Steve Roach's "Dreamtime Return" is the first ambient soundscape album I purchased back in 1988. Unfortunately, I was too young to appreciate its brilliance until my mind could fully realize the true diamond of pure ambience I had "stumbled" upon. Initially, I was attracted to the cover, but failed to realize the timeless harmonies I had acquired, as evidence by its sustained price. Roach was never able to duplicate the timeless, totally agreeable and mystic collection of tracks, all recorded in Australia with naturally made instruments, including the ubiquitous didgeridoo, pleasantly cast against a backdrop of cave echoes, water drops and indescribable, reverbial twangs that only Steve Roach could create.
Included in this massive, 140-minute ageless collection are sounds of the Aborigines whom Roach befriended during his time in Australia recording "Dreamtime Return," and their haunting, yet pleasant vocals burst forth on "Red Twilight with the Old Ones," a track that could never be duplicated with such originality, such respect for the oldest civilization on earth. I've found that the year doesn't matter. I drop the attitude, close the door, put on the headphones with REPEAT ON, and drift off to a time and place from which I sometimes never want to leave. Roach has struck gold with "Dreamtime Return," and its perfectly balanced waveforms are nothing short of theraputic. Stress, impatience, frustration, rage--all negative emotions--completely dissolve with even one uninterrupted session of "Dreamtime Return," either Disc 1 or Disc 2 on its own or in tandem. "Dreamtime Return," in my book, can even cure insomnia with its matchless blend of pure musical frequencies, like dessert for the brain. No other ambient album comes close, except perhaps "Quiet Music," which caught the coattails of "Dreamtime Return", having very similar qualities, yet distinctly different patterns.

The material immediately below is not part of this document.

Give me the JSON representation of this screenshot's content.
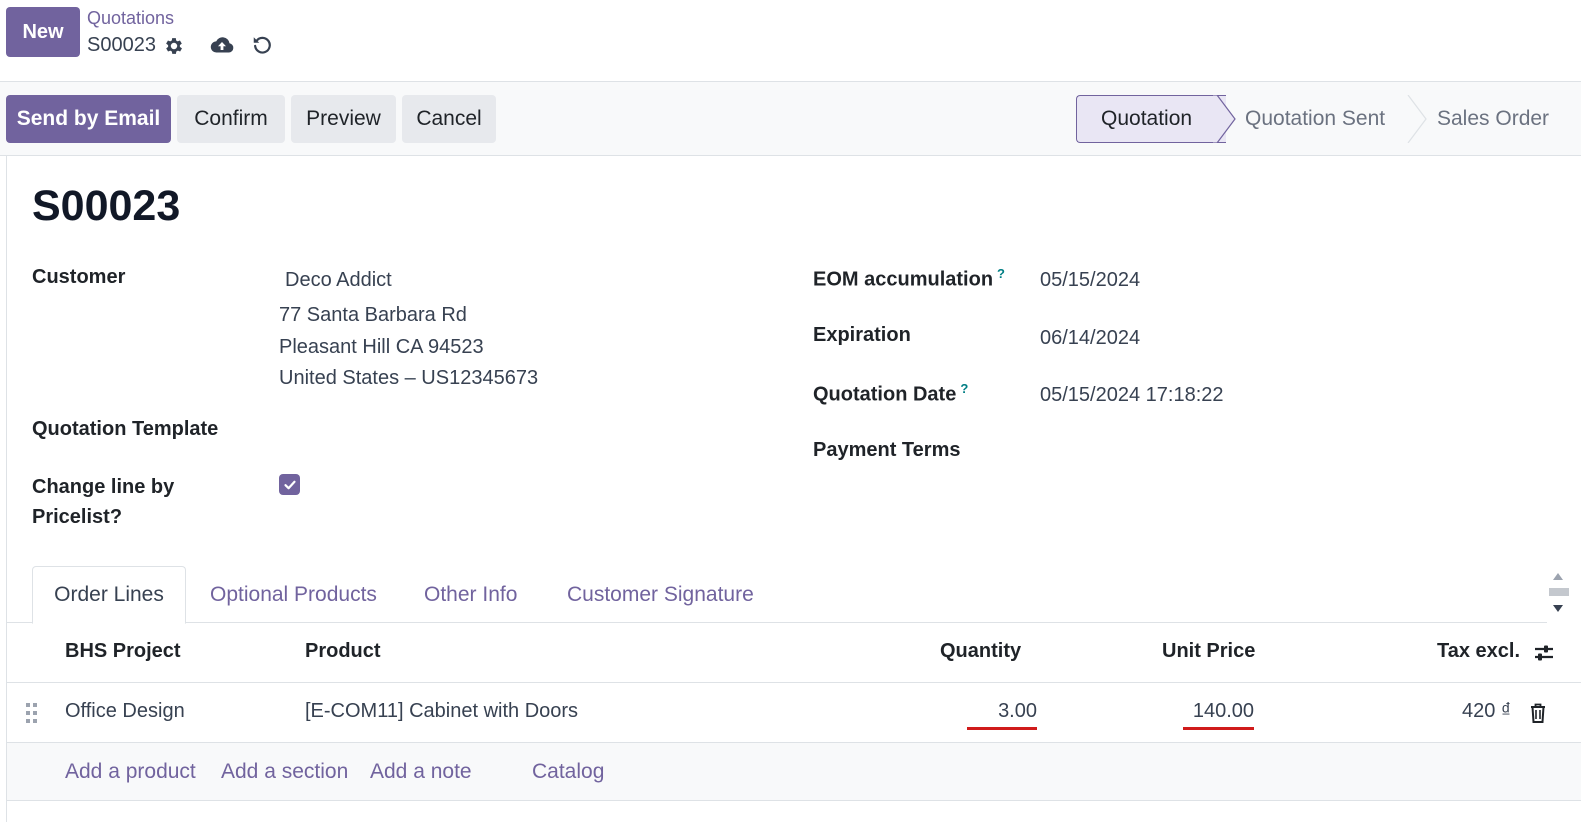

But we must be clear on one thing: "Dreamtime Return," or any other album that Steve has produced has nothing to do with "New Age," and would probably be offended at such a label. No. Soundscape is the proper term, if the genre must be pegged, because it is exactly that. Mr. Roach takes his sounds and shapes them in unison with the landscape. No other artist of our time understands his own work better. I'm sure that if I would have somehow missed Roach's recordings, either through neglect or indifference, the quality of my life and well-being would have suffered. "Dreamtime Return" is the pure essence of what ambient soundscapes were meant to be, and it will never leave my collection. It's as good today as it is tomorrow. I feel sad for those listeners who fail to realize that.